Monday, September 9, 2013

Postcard from the Library

Queues have formed outside the new Library of Birmingham every day since it opened last Tuesday. Millions of photographs have been taken by thousands of visitors. And, this weekend, the city centre buzzed with celebrations to welcome the new building. Which is why I've posted you a picture of a singer from the brilliant Birmingham Opera Company presenting Mussorgsky's Songs and Dances of Death in the library amphitheatre, rather than a shot of the building. Other photographers have taken better pictures than me. Google it if you haven't seen it. It's the kind of architecture you'll have an opinion on.

The folk at the Library were kind enough to let me have a go on their blog in which I expressed how keen I was to get inside and start working there again. From my first visit, I'm impressed. I like the layout of space, the light, the gardens, the views. I enjoyed rounding a shelf to discover an intriguing artwork. I loved seeing Brummies expressing their surprise at how much information and entertainment was freely available to them. But I can't work there, not yet.

A pedestrian thoroughfare passed below the old Central Library. Everyone walked under it on their way somewhere else; very few went inside. The fanfare around the new Library means the entire city want to see inside so, for now, it's a destination as much as a library. When I visited there were queues at almost every librarian's desk. I bet they've never been so popular and it's great to see people interested in books of all kinds. Fortunately I'm at the stage of plotting ideas for my next novel so people watching counts as research. Maybe the crowds will have dispersed by the time I want to sit down and write. I've spotted the window-facing desk I fancy and I don't need the library to be silent in order to work there. I'd just prefer not to queue!
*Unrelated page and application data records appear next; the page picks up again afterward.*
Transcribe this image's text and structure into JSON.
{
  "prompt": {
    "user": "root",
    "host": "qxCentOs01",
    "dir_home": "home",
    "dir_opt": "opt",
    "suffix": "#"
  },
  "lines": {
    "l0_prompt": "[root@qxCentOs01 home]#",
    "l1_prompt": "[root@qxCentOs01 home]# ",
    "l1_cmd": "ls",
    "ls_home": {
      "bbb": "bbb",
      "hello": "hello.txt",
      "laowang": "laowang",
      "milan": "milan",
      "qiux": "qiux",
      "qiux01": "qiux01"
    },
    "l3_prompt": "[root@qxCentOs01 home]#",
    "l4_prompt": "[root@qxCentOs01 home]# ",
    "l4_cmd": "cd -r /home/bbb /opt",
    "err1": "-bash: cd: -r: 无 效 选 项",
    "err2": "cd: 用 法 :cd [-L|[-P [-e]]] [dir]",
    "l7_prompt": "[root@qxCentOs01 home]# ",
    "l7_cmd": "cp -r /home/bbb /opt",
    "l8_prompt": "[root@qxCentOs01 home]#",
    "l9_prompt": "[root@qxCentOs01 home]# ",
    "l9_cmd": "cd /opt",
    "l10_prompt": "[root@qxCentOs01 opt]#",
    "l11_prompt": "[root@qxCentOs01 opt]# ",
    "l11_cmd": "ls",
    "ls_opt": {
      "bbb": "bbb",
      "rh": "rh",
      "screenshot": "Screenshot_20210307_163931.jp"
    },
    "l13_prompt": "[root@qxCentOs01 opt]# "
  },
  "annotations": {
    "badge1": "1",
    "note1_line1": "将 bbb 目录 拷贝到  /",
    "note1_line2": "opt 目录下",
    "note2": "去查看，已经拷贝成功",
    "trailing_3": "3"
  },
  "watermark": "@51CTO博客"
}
Timberati said...

Ah, yet another reason to visit Birmingham.

Lexi said...

I have a seldom-worn coat like that chap with the bottle! Not the matching hat, though.

Katharine D'Souza said...

I think the hat probably unsuitable for London. Incompatible with cycle helmet too. Should you find yourself lost in a Russian forest though, do acquire one!

Timberati said...

Now there's a market gap: fur-covered bike helmets.